*What to do*:
How many of the lines below hold the string "name"? Say only the number.

******************************

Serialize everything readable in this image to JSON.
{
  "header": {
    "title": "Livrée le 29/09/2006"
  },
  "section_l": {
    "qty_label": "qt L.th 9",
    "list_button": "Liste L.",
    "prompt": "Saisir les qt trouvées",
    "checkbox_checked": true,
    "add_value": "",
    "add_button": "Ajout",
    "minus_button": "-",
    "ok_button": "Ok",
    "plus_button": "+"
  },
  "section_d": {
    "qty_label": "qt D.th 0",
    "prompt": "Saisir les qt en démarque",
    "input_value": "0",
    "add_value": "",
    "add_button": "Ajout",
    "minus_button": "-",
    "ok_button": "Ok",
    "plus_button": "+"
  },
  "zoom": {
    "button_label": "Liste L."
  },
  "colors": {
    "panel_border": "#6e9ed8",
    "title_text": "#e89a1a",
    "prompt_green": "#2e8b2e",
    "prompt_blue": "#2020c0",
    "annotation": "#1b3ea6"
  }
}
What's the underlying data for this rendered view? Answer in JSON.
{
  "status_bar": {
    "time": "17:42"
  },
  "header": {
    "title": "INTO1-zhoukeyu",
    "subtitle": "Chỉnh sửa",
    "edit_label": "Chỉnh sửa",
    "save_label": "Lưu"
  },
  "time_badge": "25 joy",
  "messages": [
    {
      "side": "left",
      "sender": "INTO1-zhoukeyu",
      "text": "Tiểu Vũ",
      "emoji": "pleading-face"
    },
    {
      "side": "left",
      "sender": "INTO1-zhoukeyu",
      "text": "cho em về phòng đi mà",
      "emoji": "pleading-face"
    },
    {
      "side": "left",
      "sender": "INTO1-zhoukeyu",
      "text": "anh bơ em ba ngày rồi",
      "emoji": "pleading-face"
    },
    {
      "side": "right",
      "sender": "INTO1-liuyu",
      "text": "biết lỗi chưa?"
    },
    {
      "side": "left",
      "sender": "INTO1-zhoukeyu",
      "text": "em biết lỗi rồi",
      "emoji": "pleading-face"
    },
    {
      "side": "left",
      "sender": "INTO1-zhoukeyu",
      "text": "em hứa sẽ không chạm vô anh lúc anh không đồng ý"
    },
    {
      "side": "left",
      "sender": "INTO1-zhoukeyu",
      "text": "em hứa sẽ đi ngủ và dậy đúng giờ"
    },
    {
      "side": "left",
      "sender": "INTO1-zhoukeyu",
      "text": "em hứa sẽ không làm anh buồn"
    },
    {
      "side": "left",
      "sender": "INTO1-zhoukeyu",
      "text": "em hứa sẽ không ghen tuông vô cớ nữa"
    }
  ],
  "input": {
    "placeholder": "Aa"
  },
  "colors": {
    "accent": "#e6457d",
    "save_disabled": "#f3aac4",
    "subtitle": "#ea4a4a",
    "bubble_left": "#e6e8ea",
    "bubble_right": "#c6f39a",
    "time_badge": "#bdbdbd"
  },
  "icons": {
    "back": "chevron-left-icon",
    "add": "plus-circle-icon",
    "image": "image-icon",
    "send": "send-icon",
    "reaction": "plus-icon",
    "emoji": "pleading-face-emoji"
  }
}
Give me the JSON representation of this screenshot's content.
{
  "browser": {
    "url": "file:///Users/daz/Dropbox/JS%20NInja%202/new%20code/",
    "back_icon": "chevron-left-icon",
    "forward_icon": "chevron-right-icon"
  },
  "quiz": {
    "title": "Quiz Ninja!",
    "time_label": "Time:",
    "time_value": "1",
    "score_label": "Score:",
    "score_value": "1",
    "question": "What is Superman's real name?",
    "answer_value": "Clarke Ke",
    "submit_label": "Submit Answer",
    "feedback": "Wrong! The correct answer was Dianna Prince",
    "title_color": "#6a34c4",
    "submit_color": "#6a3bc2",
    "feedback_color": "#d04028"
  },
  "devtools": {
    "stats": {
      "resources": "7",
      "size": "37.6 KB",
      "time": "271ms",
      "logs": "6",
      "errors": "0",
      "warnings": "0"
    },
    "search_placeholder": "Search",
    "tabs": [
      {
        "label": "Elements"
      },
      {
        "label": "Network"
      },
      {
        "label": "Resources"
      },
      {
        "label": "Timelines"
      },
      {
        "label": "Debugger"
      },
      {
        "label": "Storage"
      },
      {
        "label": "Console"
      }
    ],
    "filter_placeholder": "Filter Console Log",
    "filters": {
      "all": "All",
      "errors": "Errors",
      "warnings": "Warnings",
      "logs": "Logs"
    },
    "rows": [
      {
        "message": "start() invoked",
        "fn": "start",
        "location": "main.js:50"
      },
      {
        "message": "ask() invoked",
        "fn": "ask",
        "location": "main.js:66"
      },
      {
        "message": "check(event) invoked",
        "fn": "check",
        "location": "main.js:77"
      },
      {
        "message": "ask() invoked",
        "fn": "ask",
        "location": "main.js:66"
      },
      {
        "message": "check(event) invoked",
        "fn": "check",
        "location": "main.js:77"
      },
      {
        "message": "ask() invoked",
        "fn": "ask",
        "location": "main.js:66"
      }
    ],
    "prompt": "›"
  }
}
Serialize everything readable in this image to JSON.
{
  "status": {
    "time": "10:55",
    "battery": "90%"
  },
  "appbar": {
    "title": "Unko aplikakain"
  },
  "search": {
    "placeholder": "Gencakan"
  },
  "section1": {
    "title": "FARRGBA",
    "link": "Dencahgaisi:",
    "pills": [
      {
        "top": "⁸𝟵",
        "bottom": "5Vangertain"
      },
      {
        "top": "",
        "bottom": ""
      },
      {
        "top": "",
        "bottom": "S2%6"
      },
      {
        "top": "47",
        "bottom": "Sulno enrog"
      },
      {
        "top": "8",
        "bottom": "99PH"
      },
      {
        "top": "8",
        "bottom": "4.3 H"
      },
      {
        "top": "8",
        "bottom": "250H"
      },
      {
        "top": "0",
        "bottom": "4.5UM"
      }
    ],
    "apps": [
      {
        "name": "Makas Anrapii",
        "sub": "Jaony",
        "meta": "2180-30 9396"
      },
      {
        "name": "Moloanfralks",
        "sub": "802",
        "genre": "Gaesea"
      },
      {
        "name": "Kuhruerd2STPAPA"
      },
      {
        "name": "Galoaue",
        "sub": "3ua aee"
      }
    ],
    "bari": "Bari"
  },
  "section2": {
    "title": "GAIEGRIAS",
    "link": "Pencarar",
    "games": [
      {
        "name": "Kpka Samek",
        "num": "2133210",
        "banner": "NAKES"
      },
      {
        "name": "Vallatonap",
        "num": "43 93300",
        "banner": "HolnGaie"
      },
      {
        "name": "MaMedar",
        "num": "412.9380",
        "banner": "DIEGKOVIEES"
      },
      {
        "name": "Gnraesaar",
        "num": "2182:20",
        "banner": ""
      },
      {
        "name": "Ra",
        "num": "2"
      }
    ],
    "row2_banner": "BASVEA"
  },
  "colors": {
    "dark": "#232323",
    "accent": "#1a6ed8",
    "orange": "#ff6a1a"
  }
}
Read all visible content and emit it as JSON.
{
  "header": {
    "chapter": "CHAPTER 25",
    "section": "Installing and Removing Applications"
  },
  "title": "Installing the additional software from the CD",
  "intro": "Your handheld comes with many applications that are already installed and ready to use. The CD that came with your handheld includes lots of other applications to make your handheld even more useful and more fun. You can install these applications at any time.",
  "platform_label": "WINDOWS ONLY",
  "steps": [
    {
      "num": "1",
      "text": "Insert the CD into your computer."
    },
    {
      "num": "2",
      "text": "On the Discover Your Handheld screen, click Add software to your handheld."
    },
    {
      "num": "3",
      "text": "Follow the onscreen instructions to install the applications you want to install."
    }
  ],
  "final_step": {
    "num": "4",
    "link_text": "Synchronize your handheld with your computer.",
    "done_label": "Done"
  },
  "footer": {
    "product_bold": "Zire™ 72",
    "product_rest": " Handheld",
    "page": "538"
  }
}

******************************

*Expected answer*:
10